$U(R_{1} \oplus R_{2} \oplus \cdots \oplus R_{n}) \simeq U(R_{1}) \oplus U(R_{2}) \oplus \cdots \oplus U(R_{n})$.

I surmise that induction is going to be necessary here, but I'm having trouble even just getting started to prove it for just the base case, where $n = 2$: $U(R_{1} \oplus R_{2}) \simeq U(R_{1}) \oplus U(R_{2})$.

I have absolutely no idea where to begin, so any kind of point in the right direction would be appreciated. Just be willing to answer lots of follow-up questions, please.

• This is probably not the kind of answer you're looking for (which is why I'm not posting it as an answer), but $U$ is a right adjoint (to the group ring functor), and so automatically preserves products. – RCT Mar 17 '17 at 21:24
• @RCT yeah, I'm not even sure what a "right adjoint" is, so doesn't really help me much. – ALannister Mar 17 '17 at 21:25
• No problem. Ask yourself: how is the multiplication defined on the direct sum? What is the identity element in the direct sum? What, then, does it mean to be a unit in the direct sum? I think when you write out all these definitions explicitly, you will see the claim quite clearly. – RCT Mar 17 '17 at 21:28

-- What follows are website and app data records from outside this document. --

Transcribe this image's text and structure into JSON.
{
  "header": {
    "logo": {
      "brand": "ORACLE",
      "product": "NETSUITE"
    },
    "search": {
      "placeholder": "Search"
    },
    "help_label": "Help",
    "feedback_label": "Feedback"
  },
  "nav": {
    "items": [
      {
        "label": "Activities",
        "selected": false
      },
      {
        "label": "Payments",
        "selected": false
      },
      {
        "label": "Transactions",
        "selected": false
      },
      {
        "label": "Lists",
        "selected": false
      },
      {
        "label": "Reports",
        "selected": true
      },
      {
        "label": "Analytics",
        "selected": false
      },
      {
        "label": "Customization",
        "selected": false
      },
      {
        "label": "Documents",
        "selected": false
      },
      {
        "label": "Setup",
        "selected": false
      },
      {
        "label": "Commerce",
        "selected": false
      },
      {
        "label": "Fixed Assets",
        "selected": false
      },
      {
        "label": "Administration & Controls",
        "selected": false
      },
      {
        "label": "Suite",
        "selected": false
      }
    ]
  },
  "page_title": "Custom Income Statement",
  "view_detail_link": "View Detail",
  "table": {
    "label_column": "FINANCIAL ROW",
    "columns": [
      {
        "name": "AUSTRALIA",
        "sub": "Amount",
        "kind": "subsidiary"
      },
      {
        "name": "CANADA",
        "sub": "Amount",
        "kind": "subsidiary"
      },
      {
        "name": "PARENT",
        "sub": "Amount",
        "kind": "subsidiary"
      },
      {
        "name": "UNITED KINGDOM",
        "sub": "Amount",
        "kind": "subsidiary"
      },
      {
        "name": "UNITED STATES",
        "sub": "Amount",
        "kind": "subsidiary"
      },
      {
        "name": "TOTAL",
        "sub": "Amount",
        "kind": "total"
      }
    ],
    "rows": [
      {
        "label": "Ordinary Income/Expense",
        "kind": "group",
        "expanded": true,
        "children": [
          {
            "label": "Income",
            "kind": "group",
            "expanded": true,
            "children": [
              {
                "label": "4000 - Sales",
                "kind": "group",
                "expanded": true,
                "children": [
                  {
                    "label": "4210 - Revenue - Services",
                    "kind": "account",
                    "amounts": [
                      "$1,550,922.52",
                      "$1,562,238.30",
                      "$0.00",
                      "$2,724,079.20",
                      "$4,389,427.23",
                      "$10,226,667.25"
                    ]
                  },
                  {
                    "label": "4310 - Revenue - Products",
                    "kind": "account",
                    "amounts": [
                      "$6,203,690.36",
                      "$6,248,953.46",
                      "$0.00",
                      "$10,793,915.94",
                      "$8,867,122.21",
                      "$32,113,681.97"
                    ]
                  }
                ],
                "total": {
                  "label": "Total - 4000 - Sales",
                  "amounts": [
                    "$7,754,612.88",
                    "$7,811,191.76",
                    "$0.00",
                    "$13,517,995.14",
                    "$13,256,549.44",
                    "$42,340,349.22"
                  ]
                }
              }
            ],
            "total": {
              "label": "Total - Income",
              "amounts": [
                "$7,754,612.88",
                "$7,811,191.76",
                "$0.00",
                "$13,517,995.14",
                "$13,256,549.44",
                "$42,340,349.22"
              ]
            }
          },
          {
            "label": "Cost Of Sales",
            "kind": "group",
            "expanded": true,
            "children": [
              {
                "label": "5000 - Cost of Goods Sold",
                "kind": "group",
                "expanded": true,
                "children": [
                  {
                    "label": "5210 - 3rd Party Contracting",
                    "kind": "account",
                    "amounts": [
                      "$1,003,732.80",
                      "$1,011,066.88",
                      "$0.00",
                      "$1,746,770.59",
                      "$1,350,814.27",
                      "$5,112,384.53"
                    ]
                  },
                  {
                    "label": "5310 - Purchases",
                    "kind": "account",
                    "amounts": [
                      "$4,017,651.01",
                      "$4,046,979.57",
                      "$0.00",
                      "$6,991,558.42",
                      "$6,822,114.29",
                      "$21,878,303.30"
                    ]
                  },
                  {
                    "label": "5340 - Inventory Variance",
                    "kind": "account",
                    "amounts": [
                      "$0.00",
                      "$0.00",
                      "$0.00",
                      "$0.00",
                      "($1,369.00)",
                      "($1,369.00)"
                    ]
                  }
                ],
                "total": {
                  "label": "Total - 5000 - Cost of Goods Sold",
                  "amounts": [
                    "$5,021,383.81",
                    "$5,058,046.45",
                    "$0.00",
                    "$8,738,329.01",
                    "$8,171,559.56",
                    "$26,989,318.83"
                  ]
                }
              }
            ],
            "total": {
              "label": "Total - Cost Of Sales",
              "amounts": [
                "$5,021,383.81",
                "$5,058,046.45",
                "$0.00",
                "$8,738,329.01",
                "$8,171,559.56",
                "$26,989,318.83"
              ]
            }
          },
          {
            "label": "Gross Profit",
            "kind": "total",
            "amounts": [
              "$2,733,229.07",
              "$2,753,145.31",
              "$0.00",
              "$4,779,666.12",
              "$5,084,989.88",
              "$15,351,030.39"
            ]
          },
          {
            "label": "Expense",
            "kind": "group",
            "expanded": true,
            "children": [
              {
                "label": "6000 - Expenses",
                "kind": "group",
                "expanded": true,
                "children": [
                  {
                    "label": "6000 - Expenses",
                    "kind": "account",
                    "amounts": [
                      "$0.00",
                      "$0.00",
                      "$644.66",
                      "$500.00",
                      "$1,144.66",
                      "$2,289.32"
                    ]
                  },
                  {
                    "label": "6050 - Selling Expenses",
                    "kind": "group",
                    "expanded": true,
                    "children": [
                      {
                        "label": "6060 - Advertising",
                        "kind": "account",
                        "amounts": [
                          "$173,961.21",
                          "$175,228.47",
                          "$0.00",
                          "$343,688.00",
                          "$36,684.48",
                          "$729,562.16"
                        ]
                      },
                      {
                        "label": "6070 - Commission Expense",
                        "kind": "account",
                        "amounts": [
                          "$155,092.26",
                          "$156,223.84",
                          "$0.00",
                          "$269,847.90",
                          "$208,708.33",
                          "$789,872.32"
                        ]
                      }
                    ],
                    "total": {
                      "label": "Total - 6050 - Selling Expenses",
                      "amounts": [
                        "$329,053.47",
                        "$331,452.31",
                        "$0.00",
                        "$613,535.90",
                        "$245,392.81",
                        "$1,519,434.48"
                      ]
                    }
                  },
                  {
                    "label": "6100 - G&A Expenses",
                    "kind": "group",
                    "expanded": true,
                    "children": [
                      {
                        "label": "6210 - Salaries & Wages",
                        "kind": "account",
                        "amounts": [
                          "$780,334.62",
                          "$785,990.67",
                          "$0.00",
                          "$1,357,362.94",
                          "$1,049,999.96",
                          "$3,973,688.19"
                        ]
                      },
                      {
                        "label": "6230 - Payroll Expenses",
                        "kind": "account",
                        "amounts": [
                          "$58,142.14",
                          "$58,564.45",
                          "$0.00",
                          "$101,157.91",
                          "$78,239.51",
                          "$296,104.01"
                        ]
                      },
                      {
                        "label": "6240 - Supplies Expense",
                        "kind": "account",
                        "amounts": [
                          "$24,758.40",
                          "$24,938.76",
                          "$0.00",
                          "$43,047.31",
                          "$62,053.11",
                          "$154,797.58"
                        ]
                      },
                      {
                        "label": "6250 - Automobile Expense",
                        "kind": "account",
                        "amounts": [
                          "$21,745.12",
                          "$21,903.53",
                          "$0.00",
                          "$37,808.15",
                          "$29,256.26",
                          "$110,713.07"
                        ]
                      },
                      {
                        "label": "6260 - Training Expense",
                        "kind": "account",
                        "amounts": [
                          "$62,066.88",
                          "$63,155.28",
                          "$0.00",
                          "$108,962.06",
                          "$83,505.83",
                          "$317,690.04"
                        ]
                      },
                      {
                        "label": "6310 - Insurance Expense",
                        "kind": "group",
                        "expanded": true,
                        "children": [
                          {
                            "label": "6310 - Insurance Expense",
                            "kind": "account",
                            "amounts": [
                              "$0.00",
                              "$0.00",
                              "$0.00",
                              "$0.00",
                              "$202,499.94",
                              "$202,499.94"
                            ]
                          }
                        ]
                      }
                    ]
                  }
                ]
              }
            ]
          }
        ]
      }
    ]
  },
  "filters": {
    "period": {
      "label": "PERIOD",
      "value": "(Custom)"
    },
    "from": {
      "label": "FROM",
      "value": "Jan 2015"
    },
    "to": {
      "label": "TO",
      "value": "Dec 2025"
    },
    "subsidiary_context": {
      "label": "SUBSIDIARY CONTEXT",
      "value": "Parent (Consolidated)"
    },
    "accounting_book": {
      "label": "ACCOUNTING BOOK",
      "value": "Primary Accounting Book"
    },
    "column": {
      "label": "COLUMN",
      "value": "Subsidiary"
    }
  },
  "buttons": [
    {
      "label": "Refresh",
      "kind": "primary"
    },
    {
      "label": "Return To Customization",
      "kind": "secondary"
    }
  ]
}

Keep in mind that for a finite number of rings, the finite direct sum is isomorphic to the finite direct product. It is easier, then, to think of $R_1 \times R_2$ rather than of $R_1 \oplus R_2$. In particular, the elements of $R_1 \times R_2$ are pairs of the form $(r_1, r_2)$, the multiplication is $(r_1, r_2) (s_1, s_2) = (r_1 s_1, r_2 s_2)$ and the multiplicative neutral element is $(1,1)$.
It then follows easily that $(r_1, r_2)$ is invertible in $R_1 \times R_2$ if and only if there exist $(s_1, s_2) \in R_1 \times R_2$ such that $(r_1, r_2) (s_1, s_2) = (s_1, s_2) (r_1, r_2) = (1,1)$, which is equivalent to saying that $(r_1 s_1, r_2 s_2) = (s_1 r_1, s_2 r_2) = (1,1)$, which in turn is equivalent to saying that $r_1 s_1 = s_1 r_1 = 1 \in R_1$ and $r_2 s_2 = s_2 r_2 = 1 \in R_2$, which finally is equivalent to saying that $r_1$ is invertible in $R_1$ and $r_2$ is invertible in $R_2$.
• @ALannister: What the argument above shows is not merely an isomorphism, but an equality: $U(R_1 \times R_2) = U(R_1) \times U(R_2)$. – Alex M. Mar 17 '17 at 21:45
• because what you're doing I guess is taking an element in $U(R_{1} \times R_{2})$, say $(r_{1},r_{2})$, and you're saying that by definition, then, for any $(s_{1},s_{2})$, we must have that $(r_{1},r_{2})(s_{1},s_{2}) = (s_{1},s_{2})(r_{1},r_{2}) = (1,1)$, which is equivalent to saying that $(r_{1}s_{1},r_{2}s_{2}) = (s_{1}r_{1},s_{2}r_{2})=(1,1)$. Just so I understand this, was this part establishing that $U(R_{1} \oplus R_{2}) \subseteq U(R_{1})\oplus U(R_{2})$? – ALannister Mar 17 '17 at 21:56
• @ALannister: Asume it for all $i \le k$ and then prove it for $k+1$ with: $$U(\color{blue} {R_1 \times \dots \times R_k} \times R_{k+1}) = \color{blue} {U(R_1 \times \dots \times R_k}) \times U(R_{k+1}) = \color{blue} {U(R_1) \times \dots \times U(R_k)} \times U(R_{k+1})$$ where we have used the induction hypothesis once for $i=2$ and once for $i=k$. – Alex M. Mar 18 '17 at 17:26